Soon after coming to California and at the age of eighteen Margaret Paine was married to Ansel Ames. He was born in Missouri and at the age of fifteen accompanied his parents with other Mormons to Salt Lake City and later he was with the Mormon Colony that came by ox trains from Salt Lake to the San Bernardino Valley. He had experiences similar to those of his wife on the journey, the party being without food and once, impelled by thirst, he killed an ox and drank its blood. Ansel Ames learned the trade of brick mason, and became a prominent builder and contractor in the early days of San Bernardino. He died at his home in Redlands in April, 1889.
Mrs. Ames was left with a family of four children, all of whom were born in San Bernardino. The oldest, Vada, was first married to David Johnson, a locomotive engineer who was killed in a railroad wreck. Three children survive that marriage: Murrell, Mrs. Olive Lyttle of Los Angeles and Darius Johnson, a law student. Mrs. Johnson is now the wife of Henry Pankey, of Santa Ana, California. The second child of Margaret Paine is Olive, now Mrs. Frank Thurston of Ontario, and they have two children, Dorothy and Margaret. The third child is Effie, who is Mrs. T. B. Van Fleet, and the fourth was Mrs. Essie Pope, of Santa Ana.
Effie Ames is married to one of Cucamonga's most prosperous ranchers. Mr. Van Fleet was born in Illinois, but his parents were pioneers at Downey, California, and he has been a resident of the Cucamonga district for thirty years. On coming here Mr. Van Fleet bought a ten acre tract, including one of the oldest vineyards in the locality. He has since added to this until he now owns ^ hundred sixty acres, well diversified in citrus, deciduous fruits and vine crops. He has become a man of prominence and means.

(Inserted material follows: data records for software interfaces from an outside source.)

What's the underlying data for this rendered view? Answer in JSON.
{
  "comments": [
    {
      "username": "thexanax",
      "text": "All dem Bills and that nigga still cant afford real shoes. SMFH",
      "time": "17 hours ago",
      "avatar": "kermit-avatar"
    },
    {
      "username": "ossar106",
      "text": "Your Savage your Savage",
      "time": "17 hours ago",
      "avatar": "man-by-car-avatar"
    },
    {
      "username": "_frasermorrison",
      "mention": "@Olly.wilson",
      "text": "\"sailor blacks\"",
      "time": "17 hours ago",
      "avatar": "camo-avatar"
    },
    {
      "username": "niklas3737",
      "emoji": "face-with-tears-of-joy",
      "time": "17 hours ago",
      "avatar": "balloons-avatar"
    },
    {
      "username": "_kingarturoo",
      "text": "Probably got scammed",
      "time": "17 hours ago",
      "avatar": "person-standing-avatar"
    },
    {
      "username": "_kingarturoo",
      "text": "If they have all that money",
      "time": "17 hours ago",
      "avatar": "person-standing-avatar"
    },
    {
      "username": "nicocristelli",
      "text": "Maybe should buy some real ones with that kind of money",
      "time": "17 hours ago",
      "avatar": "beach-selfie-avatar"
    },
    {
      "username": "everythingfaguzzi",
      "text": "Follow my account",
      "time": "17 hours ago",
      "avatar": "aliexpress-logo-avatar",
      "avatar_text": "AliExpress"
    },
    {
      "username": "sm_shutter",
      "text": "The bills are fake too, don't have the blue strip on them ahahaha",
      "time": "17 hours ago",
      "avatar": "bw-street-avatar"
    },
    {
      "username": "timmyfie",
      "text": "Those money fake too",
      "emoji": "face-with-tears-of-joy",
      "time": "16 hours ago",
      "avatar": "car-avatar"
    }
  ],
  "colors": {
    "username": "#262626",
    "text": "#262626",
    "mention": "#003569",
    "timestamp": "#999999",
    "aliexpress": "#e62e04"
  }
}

Mrs. Van Fleet is well educated, has a literary turn, and is the author of a number of charming poems. Mr. and Mrs. Van Fleet have the following children: Vada, Mrs. Muriel Bray of Santa Ana; Nelson M., who was with the United States Marines until the armistice; Mrs. Katherine Krauter, of San Jose, Theresa, a student in the Normal School at Los Angeles; Francis and Helen, both attending the Chaffey High School at Ontario; Ruth, Helen and Stanley, pupils in the Cucamonga grammar school.
Margaret Paine is, therefore, one of the few survivors of that pioneer era when the San Bernardino Valley was being developed as the home of white men, but many years in advance of the modern era of orchards and vineyards and irrigated ranches with beautiful homes. She and her family have done a worthy part as pioneers in the making of this section. Mrs. Ames and her children are active workers in the Reorganized Church of Jesus Christ, composed of Latter Day Saints, but not a branch of the Mormon Church.
Transcribed by Peggy Hooper 2011